What to do:
What is needed is an exact copy of every entry below.

Input material: Begin

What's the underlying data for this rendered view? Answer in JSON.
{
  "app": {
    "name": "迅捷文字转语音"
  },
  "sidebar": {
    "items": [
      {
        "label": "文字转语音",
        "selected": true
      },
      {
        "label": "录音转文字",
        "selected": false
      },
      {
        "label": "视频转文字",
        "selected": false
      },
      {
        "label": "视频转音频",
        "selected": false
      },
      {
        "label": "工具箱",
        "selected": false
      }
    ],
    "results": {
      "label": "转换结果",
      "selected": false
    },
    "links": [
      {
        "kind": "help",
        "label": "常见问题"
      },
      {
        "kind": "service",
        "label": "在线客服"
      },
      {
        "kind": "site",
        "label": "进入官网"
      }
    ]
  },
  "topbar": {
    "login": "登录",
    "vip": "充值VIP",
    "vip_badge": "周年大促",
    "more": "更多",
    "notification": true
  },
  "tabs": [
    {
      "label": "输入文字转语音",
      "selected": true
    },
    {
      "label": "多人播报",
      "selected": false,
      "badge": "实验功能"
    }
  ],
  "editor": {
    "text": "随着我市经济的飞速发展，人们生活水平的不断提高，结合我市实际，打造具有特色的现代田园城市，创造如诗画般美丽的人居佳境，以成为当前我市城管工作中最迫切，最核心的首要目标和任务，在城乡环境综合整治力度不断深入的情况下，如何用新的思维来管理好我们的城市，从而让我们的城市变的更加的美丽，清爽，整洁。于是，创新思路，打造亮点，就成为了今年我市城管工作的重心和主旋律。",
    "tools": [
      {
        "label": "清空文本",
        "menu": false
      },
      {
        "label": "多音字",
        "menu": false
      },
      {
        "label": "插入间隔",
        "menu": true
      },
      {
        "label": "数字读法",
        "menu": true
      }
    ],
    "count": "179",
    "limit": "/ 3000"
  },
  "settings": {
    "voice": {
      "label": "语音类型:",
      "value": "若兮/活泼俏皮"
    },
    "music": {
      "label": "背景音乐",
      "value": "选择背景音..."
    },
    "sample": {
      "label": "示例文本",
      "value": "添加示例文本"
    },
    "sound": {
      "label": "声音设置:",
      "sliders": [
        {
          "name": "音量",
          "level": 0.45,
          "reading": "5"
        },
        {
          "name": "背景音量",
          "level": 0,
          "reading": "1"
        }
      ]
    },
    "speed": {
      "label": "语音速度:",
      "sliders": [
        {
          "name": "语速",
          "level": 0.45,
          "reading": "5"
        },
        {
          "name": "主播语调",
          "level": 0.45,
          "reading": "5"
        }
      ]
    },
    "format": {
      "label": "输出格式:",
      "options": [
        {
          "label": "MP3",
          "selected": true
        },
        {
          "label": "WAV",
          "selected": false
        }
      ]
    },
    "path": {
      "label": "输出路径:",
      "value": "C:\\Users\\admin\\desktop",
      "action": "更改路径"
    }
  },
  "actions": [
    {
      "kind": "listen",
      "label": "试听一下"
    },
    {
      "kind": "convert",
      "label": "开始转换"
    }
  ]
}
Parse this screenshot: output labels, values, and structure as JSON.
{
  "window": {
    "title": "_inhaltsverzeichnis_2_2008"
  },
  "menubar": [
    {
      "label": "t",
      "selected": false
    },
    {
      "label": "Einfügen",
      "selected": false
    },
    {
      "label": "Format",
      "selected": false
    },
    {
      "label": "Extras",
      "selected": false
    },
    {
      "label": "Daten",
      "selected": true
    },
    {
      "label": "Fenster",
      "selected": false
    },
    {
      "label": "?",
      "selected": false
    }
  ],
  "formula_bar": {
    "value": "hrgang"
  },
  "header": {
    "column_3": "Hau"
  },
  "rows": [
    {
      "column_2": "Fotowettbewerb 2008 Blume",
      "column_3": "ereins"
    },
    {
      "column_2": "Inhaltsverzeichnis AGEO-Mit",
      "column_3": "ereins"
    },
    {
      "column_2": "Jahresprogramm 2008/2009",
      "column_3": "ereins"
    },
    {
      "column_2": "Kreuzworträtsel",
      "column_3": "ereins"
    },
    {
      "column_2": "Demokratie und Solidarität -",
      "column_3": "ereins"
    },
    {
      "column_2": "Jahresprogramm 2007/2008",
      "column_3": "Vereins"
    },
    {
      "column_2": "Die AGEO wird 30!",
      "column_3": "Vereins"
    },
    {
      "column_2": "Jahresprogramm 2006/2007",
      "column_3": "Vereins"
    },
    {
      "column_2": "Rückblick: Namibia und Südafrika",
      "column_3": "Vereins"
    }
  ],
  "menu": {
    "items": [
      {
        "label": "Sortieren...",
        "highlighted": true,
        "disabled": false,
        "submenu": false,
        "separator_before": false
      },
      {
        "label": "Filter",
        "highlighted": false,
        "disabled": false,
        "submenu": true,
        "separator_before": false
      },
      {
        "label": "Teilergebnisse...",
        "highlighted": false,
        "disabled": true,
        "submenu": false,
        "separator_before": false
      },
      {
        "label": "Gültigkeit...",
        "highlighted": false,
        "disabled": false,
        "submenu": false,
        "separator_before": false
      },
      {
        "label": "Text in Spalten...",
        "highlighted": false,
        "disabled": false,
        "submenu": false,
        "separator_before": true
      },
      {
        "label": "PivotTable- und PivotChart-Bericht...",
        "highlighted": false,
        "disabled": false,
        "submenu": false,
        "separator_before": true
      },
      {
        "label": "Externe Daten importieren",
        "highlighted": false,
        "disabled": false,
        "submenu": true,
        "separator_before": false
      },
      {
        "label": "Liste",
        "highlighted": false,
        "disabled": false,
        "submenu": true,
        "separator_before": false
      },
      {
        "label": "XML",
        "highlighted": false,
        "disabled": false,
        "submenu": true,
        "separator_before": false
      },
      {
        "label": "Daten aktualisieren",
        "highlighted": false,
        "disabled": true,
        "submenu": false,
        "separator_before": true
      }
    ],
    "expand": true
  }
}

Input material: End

Output for this task:
What's the underlying data for this rendered view? Answer in JSON.
{
  "app": {
    "name": "迅捷文字转语音"
  },
  "sidebar": {
    "items": [
      {
        "label": "文字转语音",
        "selected": true
      },
      {
        "label": "录音转文字",
        "selected": false
      },
      {
        "label": "视频转文字",
        "selected": false
      },
      {
        "label": "视频转音频",
        "selected": false
      },
      {
        "label": "工具箱",
        "selected": false
      }
    ],
    "results": {
      "label": "转换结果",
      "selected": false
    },
    "links": [
      {
        "kind": "help",
        "label": "常见问题"
      },
      {
        "kind": "service",
        "label": "在线客服"
      },
      {
        "kind": "site",
        "label": "进入官网"
      }
    ]
  },
  "topbar": {
    "login": "登录",
    "vip": "充值VIP",
    "vip_badge": "周年大促",
    "more": "更多",
    "notification": true
  },
  "tabs": [
    {
      "label": "输入文字转语音",
      "selected": true
    },
    {
      "label": "多人播报",
      "selected": false,
      "badge": "实验功能"
    }
  ],
  "editor": {
    "text": "随着我市经济的飞速发展，人们生活水平的不断提高，结合我市实际，打造具有特色的现代田园城市，创造如诗画般美丽的人居佳境，以成为当前我市城管工作中最迫切，最核心的首要目标和任务，在城乡环境综合整治力度不断深入的情况下，如何用新的思维来管理好我们的城市，从而让我们的城市变的更加的美丽，清爽，整洁。于是，创新思路，打造亮点，就成为了今年我市城管工作的重心和主旋律。",
    "tools": [
      {
        "label": "清空文本",
        "menu": false
      },
      {
        "label": "多音字",
        "menu": false
      },
      {
        "label": "插入间隔",
        "menu": true
      },
      {
        "label": "数字读法",
        "menu": true
      }
    ],
    "count": "179",
    "limit": "/ 3000"
  },
  "settings": {
    "voice": {
      "label": "语音类型:",
      "value": "若兮/活泼俏皮"
    },
    "music": {
      "label": "背景音乐",
      "value": "选择背景音..."
    },
    "sample": {
      "label": "示例文本",
      "value": "添加示例文本"
    },
    "sound": {
      "label": "声音设置:",
      "sliders": [
        {
          "name": "音量",
          "level": 0.45,
          "reading": "5"
        },
        {
          "name": "背景音量",
          "level": 0,
          "reading": "1"
        }
      ]
    },
    "speed": {
      "label": "语音速度:",
      "sliders": [
        {
          "name": "语速",
          "level": 0.45,
          "reading": "5"
        },
        {
          "name": "主播语调",
          "level": 0.45,
          "reading": "5"
        }
      ]
    },
    "format": {
      "label": "输出格式:",
      "options": [
        {
          "label": "MP3",
          "selected": true
        },
        {
          "label": "WAV",
          "selected": false
        }
      ]
    },
    "path": {
      "label": "输出路径:",
      "value": "C:\\Users\\admin\\desktop",
      "action": "更改路径"
    }
  },
  "actions": [
    {
      "kind": "listen",
      "label": "试听一下"
    },
    {
      "kind": "convert",
      "label": "开始转换"
    }
  ]
}
Parse this screenshot: output labels, values, and structure as JSON.
{
  "window": {
    "title": "_inhaltsverzeichnis_2_2008"
  },
  "menubar": [
    {
      "label": "t",
      "selected": false
    },
    {
      "label": "Einfügen",
      "selected": false
    },
    {
      "label": "Format",
      "selected": false
    },
    {
      "label": "Extras",
      "selected": false
    },
    {
      "label": "Daten",
      "selected": true
    },
    {
      "label": "Fenster",
      "selected": false
    },
    {
      "label": "?",
      "selected": false
    }
  ],
  "formula_bar": {
    "value": "hrgang"
  },
  "header": {
    "column_3": "Hau"
  },
  "rows": [
    {
      "column_2": "Fotowettbewerb 2008 Blume",
      "column_3": "ereins"
    },
    {
      "column_2": "Inhaltsverzeichnis AGEO-Mit",
      "column_3": "ereins"
    },
    {
      "column_2": "Jahresprogramm 2008/2009",
      "column_3": "ereins"
    },
    {
      "column_2": "Kreuzworträtsel",
      "column_3": "ereins"
    },
    {
      "column_2": "Demokratie und Solidarität -",
      "column_3": "ereins"
    },
    {
      "column_2": "Jahresprogramm 2007/2008",
      "column_3": "Vereins"
    },
    {
      "column_2": "Die AGEO wird 30!",
      "column_3": "Vereins"
    },
    {
      "column_2": "Jahresprogramm 2006/2007",
      "column_3": "Vereins"
    },
    {
      "column_2": "Rückblick: Namibia und Südafrika",
      "column_3": "Vereins"
    }
  ],
  "menu": {
    "items": [
      {
        "label": "Sortieren...",
        "highlighted": true,
        "disabled": false,
        "submenu": false,
        "separator_before": false
      },
      {
        "label": "Filter",
        "highlighted": false,
        "disabled": false,
        "submenu": true,
        "separator_before": false
      },
      {
        "label": "Teilergebnisse...",
        "highlighted": false,
        "disabled": true,
        "submenu": false,
        "separator_before": false
      },
      {
        "label": "Gültigkeit...",
        "highlighted": false,
        "disabled": false,
        "submenu": false,
        "separator_before": false
      },
      {
        "label": "Text in Spalten...",
        "highlighted": false,
        "disabled": false,
        "submenu": false,
        "separator_before": true
      },
      {
        "label": "PivotTable- und PivotChart-Bericht...",
        "highlighted": false,
        "disabled": false,
        "submenu": false,
        "separator_before": true
      },
      {
        "label": "Externe Daten importieren",
        "highlighted": false,
        "disabled": false,
        "submenu": true,
        "separator_before": false
      },
      {
        "label": "Liste",
        "highlighted": false,
        "disabled": false,
        "submenu": true,
        "separator_before": false
      },
      {
        "label": "XML",
        "highlighted": false,
        "disabled": false,
        "submenu": true,
        "separator_before": false
      },
      {
        "label": "Daten aktualisieren",
        "highlighted": false,
        "disabled": true,
        "submenu": false,
        "separator_before": true
      }
    ],
    "expand": true
  }
}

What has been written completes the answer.